◆ **Assigned task**
Please output each line of the data exactly as it appears.
======== Information shown ========
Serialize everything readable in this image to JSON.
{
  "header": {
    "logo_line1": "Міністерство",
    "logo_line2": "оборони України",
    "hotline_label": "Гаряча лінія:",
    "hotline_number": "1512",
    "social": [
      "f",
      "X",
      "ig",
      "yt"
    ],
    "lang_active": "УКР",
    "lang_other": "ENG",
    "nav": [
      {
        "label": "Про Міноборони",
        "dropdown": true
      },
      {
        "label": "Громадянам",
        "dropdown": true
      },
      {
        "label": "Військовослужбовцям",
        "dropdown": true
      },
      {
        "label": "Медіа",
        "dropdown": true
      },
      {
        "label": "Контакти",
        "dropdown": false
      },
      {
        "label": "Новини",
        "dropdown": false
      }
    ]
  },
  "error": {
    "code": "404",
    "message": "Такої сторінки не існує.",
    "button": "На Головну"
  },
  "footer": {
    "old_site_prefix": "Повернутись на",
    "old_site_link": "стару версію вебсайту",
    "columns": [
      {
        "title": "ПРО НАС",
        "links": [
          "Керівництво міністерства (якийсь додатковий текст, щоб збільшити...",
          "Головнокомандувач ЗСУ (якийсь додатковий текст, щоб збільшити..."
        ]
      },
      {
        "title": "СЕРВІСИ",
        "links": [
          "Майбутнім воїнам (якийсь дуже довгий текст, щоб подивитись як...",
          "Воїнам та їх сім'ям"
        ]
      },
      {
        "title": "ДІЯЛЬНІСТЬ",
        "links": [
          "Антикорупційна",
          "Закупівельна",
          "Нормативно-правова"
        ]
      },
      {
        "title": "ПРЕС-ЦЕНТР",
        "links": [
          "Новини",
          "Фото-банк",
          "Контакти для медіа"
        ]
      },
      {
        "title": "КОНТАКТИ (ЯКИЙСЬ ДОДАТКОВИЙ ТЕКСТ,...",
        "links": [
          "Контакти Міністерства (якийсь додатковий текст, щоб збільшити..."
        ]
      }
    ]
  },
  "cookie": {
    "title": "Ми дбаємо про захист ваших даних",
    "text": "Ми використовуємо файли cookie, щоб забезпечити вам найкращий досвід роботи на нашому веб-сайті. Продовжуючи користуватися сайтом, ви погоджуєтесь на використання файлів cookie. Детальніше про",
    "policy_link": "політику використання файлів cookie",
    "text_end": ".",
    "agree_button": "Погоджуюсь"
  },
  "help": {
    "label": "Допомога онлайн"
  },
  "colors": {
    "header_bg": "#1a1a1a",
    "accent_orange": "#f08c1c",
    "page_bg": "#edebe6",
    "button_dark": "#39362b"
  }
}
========
◆ **Result of this exercise**
Serialize everything readable in this image to JSON.
{
  "header": {
    "logo_line1": "Міністерство",
    "logo_line2": "оборони України",
    "hotline_label": "Гаряча лінія:",
    "hotline_number": "1512",
    "social": [
      "f",
      "X",
      "ig",
      "yt"
    ],
    "lang_active": "УКР",
    "lang_other": "ENG",
    "nav": [
      {
        "label": "Про Міноборони",
        "dropdown": true
      },
      {
        "label": "Громадянам",
        "dropdown": true
      },
      {
        "label": "Військовослужбовцям",
        "dropdown": true
      },
      {
        "label": "Медіа",
        "dropdown": true
      },
      {
        "label": "Контакти",
        "dropdown": false
      },
      {
        "label": "Новини",
        "dropdown": false
      }
    ]
  },
  "error": {
    "code": "404",
    "message": "Такої сторінки не існує.",
    "button": "На Головну"
  },
  "footer": {
    "old_site_prefix": "Повернутись на",
    "old_site_link": "стару версію вебсайту",
    "columns": [
      {
        "title": "ПРО НАС",
        "links": [
          "Керівництво міністерства (якийсь додатковий текст, щоб збільшити...",
          "Головнокомандувач ЗСУ (якийсь додатковий текст, щоб збільшити..."
        ]
      },
      {
        "title": "СЕРВІСИ",
        "links": [
          "Майбутнім воїнам (якийсь дуже довгий текст, щоб подивитись як...",
          "Воїнам та їх сім'ям"
        ]
      },
      {
        "title": "ДІЯЛЬНІСТЬ",
        "links": [
          "Антикорупційна",
          "Закупівельна",
          "Нормативно-правова"
        ]
      },
      {
        "title": "ПРЕС-ЦЕНТР",
        "links": [
          "Новини",
          "Фото-банк",
          "Контакти для медіа"
        ]
      },
      {
        "title": "КОНТАКТИ (ЯКИЙСЬ ДОДАТКОВИЙ ТЕКСТ,...",
        "links": [
          "Контакти Міністерства (якийсь додатковий текст, щоб збільшити..."
        ]
      }
    ]
  },
  "cookie": {
    "title": "Ми дбаємо про захист ваших даних",
    "text": "Ми використовуємо файли cookie, щоб забезпечити вам найкращий досвід роботи на нашому веб-сайті. Продовжуючи користуватися сайтом, ви погоджуєтесь на використання файлів cookie. Детальніше про",
    "policy_link": "політику використання файлів cookie",
    "text_end": ".",
    "agree_button": "Погоджуюсь"
  },
  "help": {
    "label": "Допомога онлайн"
  },
  "colors": {
    "header_bg": "#1a1a1a",
    "accent_orange": "#f08c1c",
    "page_bg": "#edebe6",
    "button_dark": "#39362b"
  }
}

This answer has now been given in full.